(Items listed in a dataset)
*** Block opens ***
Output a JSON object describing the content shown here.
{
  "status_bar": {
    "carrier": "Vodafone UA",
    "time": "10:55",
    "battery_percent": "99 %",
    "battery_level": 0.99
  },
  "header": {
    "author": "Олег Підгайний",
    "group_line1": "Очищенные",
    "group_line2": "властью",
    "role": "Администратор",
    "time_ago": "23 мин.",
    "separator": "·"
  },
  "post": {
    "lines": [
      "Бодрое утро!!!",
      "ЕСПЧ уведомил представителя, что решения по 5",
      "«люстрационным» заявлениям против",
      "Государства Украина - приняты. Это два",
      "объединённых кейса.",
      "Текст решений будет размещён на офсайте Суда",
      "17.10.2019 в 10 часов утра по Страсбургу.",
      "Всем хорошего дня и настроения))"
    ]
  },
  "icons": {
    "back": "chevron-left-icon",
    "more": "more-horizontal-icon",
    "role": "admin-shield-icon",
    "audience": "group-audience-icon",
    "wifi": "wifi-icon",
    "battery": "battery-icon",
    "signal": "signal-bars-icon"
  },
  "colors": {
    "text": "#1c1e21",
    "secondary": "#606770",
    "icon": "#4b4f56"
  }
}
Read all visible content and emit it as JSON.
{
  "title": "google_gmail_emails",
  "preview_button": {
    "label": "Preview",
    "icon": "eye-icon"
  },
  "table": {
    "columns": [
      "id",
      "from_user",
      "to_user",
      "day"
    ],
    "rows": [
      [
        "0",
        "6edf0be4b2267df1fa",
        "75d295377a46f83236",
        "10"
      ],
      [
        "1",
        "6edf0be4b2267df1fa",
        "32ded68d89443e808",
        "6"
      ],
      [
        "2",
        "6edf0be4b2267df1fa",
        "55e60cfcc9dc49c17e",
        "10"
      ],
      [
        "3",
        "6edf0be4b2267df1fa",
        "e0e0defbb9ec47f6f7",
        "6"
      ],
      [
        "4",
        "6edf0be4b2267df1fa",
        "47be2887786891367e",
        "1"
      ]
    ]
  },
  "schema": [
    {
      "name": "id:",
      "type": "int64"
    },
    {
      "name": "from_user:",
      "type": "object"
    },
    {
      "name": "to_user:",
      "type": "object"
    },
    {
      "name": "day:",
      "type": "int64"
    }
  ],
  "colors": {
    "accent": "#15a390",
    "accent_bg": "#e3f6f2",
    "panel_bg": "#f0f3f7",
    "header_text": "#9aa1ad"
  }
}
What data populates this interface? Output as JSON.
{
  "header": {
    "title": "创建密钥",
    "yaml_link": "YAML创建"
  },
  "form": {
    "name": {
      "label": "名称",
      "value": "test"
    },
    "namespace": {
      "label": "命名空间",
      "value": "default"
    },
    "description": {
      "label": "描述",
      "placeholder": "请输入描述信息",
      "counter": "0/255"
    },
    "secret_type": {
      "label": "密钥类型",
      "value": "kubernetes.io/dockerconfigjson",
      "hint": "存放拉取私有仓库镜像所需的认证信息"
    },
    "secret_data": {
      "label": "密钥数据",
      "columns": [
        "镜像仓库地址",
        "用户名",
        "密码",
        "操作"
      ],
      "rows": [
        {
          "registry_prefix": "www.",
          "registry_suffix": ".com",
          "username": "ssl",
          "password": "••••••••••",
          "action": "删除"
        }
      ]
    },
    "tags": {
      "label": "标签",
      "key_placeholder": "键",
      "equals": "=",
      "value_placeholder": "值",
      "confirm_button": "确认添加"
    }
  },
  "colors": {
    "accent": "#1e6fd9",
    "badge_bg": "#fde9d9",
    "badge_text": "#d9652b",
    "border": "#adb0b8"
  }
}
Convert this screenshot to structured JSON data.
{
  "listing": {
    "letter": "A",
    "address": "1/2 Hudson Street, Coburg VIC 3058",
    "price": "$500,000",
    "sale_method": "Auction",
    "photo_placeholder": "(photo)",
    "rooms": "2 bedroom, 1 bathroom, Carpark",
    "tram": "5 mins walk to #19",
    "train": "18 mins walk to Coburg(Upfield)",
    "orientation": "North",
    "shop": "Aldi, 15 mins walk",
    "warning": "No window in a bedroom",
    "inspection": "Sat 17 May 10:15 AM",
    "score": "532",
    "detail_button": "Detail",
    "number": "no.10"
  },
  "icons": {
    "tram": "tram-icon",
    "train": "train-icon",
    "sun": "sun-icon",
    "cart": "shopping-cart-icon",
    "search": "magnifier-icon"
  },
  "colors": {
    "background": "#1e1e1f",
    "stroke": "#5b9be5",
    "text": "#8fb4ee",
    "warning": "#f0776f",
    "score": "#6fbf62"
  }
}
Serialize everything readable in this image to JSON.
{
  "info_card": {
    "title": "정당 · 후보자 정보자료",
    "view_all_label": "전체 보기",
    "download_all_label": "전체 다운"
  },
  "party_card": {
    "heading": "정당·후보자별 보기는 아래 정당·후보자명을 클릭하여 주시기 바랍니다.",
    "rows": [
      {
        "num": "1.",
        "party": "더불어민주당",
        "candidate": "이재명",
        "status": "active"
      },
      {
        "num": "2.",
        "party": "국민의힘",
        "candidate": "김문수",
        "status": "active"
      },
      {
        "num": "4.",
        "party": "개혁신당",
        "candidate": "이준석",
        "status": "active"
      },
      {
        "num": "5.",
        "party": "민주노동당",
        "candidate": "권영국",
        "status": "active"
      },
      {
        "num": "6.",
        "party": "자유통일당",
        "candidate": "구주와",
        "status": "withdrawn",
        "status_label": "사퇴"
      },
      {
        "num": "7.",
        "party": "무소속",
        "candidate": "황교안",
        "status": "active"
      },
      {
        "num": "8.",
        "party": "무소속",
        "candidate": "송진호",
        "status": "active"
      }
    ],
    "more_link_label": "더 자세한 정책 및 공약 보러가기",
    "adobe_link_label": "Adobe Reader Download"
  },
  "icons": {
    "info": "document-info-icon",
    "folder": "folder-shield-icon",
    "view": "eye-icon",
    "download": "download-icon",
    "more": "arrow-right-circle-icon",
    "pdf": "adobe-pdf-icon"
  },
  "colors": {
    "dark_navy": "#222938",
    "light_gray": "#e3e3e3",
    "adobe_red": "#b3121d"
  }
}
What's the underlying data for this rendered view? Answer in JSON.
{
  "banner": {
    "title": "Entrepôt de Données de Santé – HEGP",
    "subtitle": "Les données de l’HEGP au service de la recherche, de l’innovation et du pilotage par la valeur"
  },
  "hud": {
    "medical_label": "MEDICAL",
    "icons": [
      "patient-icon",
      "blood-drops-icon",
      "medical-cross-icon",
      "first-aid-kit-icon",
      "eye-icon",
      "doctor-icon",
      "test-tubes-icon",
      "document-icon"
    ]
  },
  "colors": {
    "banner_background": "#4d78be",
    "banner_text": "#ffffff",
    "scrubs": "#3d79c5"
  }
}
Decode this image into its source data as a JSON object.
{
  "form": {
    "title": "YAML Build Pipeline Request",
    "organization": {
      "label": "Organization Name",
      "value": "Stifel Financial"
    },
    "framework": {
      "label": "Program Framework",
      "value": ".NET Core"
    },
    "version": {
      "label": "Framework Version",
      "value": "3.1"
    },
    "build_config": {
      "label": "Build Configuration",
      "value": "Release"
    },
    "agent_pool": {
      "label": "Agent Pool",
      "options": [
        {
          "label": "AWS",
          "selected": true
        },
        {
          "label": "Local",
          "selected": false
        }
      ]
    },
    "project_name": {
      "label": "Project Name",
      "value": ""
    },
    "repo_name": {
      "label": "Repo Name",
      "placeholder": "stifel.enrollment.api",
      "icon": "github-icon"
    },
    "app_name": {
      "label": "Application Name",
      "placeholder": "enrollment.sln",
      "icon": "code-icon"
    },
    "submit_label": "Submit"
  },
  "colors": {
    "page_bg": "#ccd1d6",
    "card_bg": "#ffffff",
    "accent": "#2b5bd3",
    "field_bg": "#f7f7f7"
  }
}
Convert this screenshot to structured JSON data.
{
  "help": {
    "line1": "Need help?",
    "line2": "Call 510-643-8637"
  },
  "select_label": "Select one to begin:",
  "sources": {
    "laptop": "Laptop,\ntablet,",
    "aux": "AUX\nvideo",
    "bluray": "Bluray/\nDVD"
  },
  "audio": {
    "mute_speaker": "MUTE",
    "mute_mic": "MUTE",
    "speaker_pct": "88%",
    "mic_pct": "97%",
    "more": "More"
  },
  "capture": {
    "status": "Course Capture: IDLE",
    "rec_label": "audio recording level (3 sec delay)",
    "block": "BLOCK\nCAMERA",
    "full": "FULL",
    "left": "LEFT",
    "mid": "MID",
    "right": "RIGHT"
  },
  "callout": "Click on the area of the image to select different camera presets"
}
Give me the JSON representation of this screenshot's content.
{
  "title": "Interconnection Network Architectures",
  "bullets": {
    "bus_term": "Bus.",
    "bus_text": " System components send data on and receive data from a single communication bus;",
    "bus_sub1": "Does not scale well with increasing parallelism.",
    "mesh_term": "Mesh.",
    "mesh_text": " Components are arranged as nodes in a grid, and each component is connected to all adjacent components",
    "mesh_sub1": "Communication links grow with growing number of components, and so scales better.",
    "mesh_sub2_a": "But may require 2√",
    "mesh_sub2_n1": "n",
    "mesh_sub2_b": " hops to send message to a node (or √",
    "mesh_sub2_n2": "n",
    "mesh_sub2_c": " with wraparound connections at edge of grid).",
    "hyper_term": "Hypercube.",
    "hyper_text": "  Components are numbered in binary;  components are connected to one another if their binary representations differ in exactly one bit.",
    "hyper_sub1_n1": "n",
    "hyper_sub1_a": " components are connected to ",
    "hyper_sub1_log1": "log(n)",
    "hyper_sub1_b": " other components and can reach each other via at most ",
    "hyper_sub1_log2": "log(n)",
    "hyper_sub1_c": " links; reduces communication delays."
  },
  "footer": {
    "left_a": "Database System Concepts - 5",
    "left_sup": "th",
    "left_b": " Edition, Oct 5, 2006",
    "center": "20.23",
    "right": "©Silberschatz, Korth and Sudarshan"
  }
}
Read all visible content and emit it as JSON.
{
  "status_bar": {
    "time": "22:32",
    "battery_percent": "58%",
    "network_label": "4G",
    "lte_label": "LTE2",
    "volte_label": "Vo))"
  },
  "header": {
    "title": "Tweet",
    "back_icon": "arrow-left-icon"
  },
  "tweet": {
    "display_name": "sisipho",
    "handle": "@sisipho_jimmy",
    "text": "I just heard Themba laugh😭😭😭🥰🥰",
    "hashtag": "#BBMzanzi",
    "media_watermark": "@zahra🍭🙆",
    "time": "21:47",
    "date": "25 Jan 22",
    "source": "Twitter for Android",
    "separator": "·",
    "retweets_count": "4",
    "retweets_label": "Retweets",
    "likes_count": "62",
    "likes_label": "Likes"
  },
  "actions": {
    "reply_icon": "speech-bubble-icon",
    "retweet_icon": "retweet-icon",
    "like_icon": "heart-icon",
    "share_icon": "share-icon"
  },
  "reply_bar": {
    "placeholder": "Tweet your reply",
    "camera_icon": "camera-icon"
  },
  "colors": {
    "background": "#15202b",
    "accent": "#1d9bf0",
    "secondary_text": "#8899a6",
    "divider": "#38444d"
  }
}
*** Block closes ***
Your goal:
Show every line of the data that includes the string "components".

Output of the exercise:
    "bus_text": " System components send data on and receive data from a single communication bus;",
    "mesh_text": " Components are arranged as nodes in a grid, and each component is connected to all adjacent components",
    "mesh_sub1": "Communication links grow with growing number of components, and so scales better.",
    "hyper_text": "  Components are numbered in binary;  components are connected to one another if their binary representations differ in exactly one bit.",
    "hyper_sub1_a": " components are connected to ",
    "hyper_sub1_b": " other components and can reach each other via at most ",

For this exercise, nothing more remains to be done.